[Requirement] Print every entry, word for word, and skip the images.
[Records to process Boundary: Start]
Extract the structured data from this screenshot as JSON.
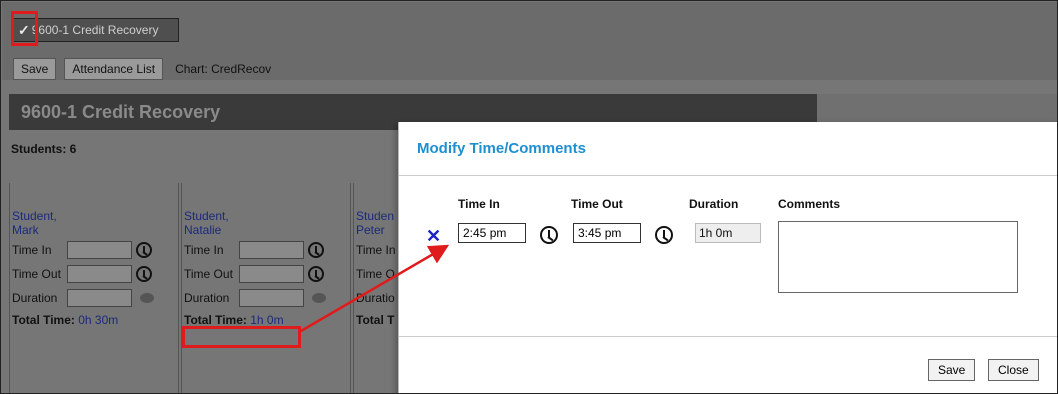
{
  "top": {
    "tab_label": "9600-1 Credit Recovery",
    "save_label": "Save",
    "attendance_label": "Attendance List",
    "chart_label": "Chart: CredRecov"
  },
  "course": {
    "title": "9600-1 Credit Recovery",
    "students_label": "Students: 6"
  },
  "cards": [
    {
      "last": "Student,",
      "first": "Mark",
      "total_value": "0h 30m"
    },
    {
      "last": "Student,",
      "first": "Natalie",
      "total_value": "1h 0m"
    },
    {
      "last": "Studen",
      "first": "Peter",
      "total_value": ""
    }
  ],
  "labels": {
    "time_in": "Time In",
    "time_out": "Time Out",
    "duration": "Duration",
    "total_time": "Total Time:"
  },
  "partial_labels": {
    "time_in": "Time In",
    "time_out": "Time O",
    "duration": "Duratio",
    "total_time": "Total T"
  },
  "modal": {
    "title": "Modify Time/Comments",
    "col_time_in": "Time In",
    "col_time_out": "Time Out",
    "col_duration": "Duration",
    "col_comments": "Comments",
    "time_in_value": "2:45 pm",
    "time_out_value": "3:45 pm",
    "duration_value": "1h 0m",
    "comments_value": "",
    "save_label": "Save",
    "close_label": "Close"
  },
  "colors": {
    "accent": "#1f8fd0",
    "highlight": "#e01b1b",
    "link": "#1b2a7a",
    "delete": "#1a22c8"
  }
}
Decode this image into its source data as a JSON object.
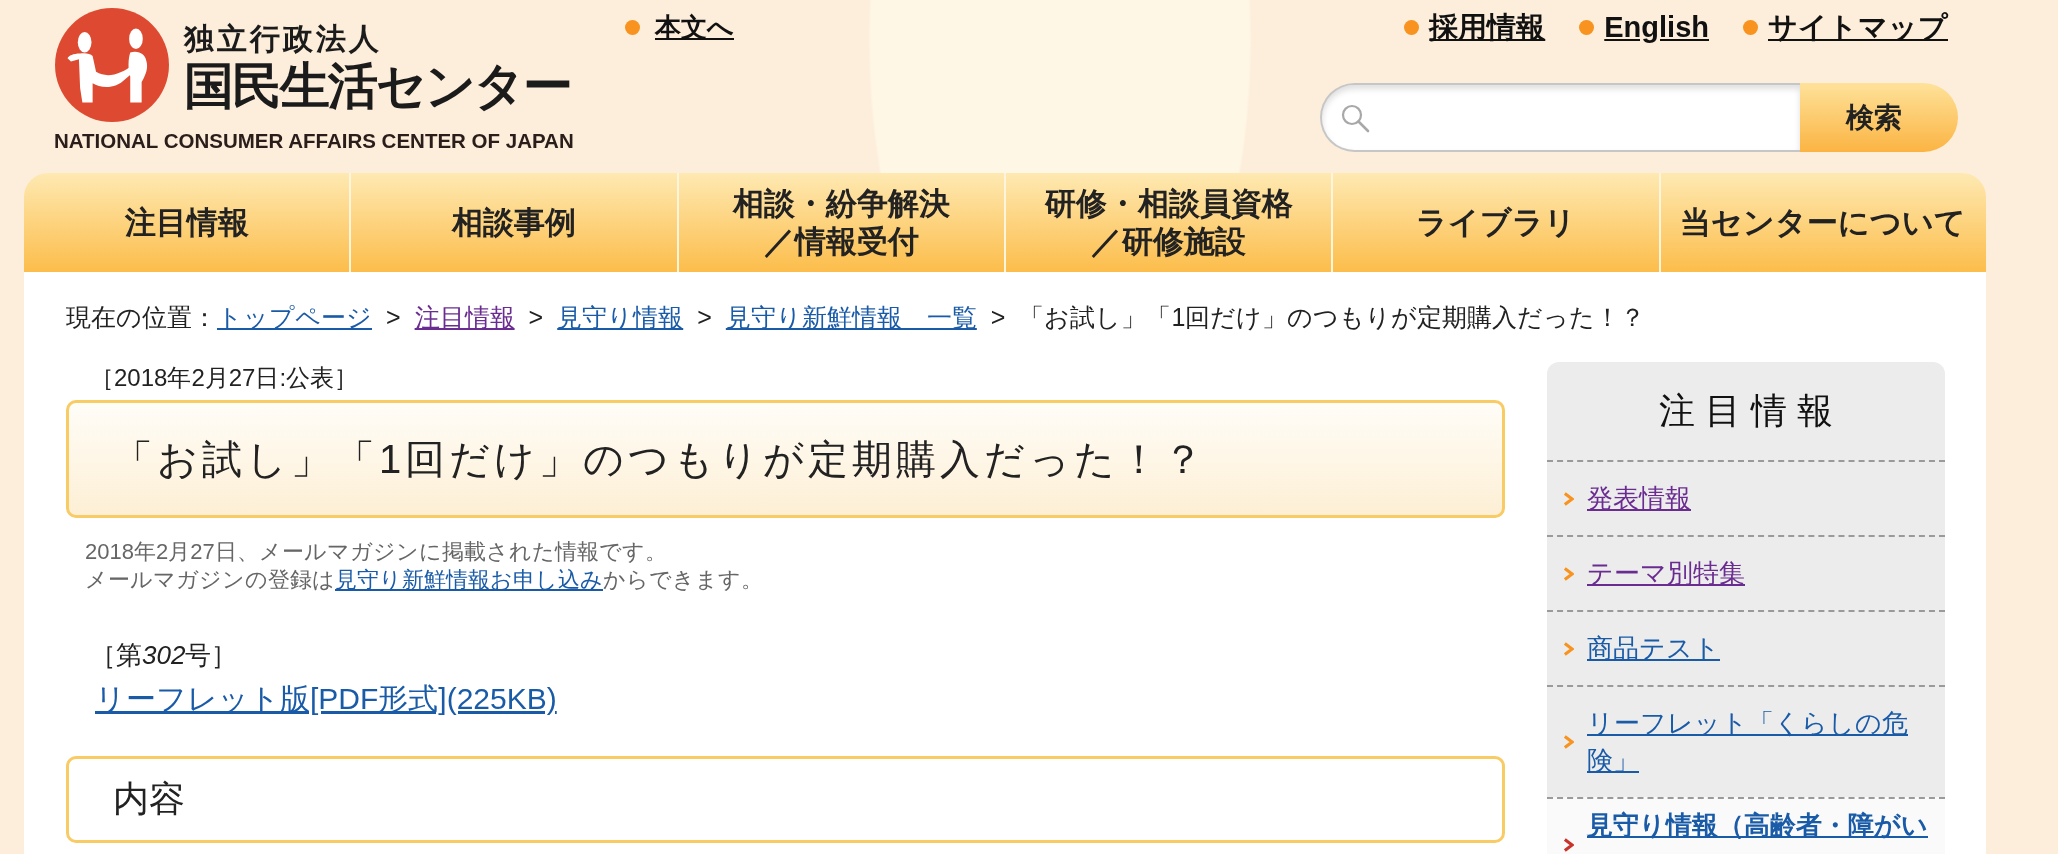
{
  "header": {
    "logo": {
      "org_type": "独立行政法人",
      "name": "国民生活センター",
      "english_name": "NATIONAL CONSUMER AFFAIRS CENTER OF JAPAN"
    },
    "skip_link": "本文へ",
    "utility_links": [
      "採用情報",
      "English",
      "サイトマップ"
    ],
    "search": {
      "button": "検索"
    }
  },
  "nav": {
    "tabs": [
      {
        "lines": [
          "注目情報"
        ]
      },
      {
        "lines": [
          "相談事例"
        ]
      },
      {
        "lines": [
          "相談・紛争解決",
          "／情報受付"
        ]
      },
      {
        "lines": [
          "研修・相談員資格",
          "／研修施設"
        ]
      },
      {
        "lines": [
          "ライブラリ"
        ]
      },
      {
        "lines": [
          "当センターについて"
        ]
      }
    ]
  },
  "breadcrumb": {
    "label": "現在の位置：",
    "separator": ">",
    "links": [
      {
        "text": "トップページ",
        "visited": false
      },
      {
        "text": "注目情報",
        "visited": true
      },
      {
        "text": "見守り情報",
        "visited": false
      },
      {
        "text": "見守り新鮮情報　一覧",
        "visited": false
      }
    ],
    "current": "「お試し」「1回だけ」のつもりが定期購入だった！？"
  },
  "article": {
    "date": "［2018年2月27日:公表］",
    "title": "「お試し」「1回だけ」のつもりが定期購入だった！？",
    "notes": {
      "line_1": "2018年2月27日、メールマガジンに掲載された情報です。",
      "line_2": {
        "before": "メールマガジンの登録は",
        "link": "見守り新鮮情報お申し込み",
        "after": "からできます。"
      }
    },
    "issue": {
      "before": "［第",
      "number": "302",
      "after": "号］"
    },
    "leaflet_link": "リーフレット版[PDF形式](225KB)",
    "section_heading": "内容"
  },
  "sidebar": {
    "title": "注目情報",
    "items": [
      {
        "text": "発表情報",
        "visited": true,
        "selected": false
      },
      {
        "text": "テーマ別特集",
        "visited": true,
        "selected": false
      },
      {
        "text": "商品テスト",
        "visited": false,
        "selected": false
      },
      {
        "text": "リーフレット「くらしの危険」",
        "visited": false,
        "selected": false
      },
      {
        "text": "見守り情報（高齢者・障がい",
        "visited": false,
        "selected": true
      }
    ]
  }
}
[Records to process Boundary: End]
[Response for this exercise]
Extract the structured data from this screenshot as JSON.
{
  "top": {
    "tab_label": "9600-1 Credit Recovery",
    "save_label": "Save",
    "attendance_label": "Attendance List",
    "chart_label": "Chart: CredRecov"
  },
  "course": {
    "title": "9600-1 Credit Recovery",
    "students_label": "Students: 6"
  },
  "cards": [
    {
      "last": "Student,",
      "first": "Mark",
      "total_value": "0h 30m"
    },
    {
      "last": "Student,",
      "first": "Natalie",
      "total_value": "1h 0m"
    },
    {
      "last": "Studen",
      "first": "Peter",
      "total_value": ""
    }
  ],
  "labels": {
    "time_in": "Time In",
    "time_out": "Time Out",
    "duration": "Duration",
    "total_time": "Total Time:"
  },
  "partial_labels": {
    "time_in": "Time In",
    "time_out": "Time O",
    "duration": "Duratio",
    "total_time": "Total T"
  },
  "modal": {
    "title": "Modify Time/Comments",
    "col_time_in": "Time In",
    "col_time_out": "Time Out",
    "col_duration": "Duration",
    "col_comments": "Comments",
    "time_in_value": "2:45 pm",
    "time_out_value": "3:45 pm",
    "duration_value": "1h 0m",
    "comments_value": "",
    "save_label": "Save",
    "close_label": "Close"
  },
  "colors": {
    "accent": "#1f8fd0",
    "highlight": "#e01b1b",
    "link": "#1b2a7a",
    "delete": "#1a22c8"
  }
}
Decode this image into its source data as a JSON object.
{
  "header": {
    "logo": {
      "org_type": "独立行政法人",
      "name": "国民生活センター",
      "english_name": "NATIONAL CONSUMER AFFAIRS CENTER OF JAPAN"
    },
    "skip_link": "本文へ",
    "utility_links": [
      "採用情報",
      "English",
      "サイトマップ"
    ],
    "search": {
      "button": "検索"
    }
  },
  "nav": {
    "tabs": [
      {
        "lines": [
          "注目情報"
        ]
      },
      {
        "lines": [
          "相談事例"
        ]
      },
      {
        "lines": [
          "相談・紛争解決",
          "／情報受付"
        ]
      },
      {
        "lines": [
          "研修・相談員資格",
          "／研修施設"
        ]
      },
      {
        "lines": [
          "ライブラリ"
        ]
      },
      {
        "lines": [
          "当センターについて"
        ]
      }
    ]
  },
  "breadcrumb": {
    "label": "現在の位置：",
    "separator": ">",
    "links": [
      {
        "text": "トップページ",
        "visited": false
      },
      {
        "text": "注目情報",
        "visited": true
      },
      {
        "text": "見守り情報",
        "visited": false
      },
      {
        "text": "見守り新鮮情報　一覧",
        "visited": false
      }
    ],
    "current": "「お試し」「1回だけ」のつもりが定期購入だった！？"
  },
  "article": {
    "date": "［2018年2月27日:公表］",
    "title": "「お試し」「1回だけ」のつもりが定期購入だった！？",
    "notes": {
      "line_1": "2018年2月27日、メールマガジンに掲載された情報です。",
      "line_2": {
        "before": "メールマガジンの登録は",
        "link": "見守り新鮮情報お申し込み",
        "after": "からできます。"
      }
    },
    "issue": {
      "before": "［第",
      "number": "302",
      "after": "号］"
    },
    "leaflet_link": "リーフレット版[PDF形式](225KB)",
    "section_heading": "内容"
  },
  "sidebar": {
    "title": "注目情報",
    "items": [
      {
        "text": "発表情報",
        "visited": true,
        "selected": false
      },
      {
        "text": "テーマ別特集",
        "visited": true,
        "selected": false
      },
      {
        "text": "商品テスト",
        "visited": false,
        "selected": false
      },
      {
        "text": "リーフレット「くらしの危険」",
        "visited": false,
        "selected": false
      },
      {
        "text": "見守り情報（高齢者・障がい",
        "visited": false,
        "selected": true
      }
    ]
  }
}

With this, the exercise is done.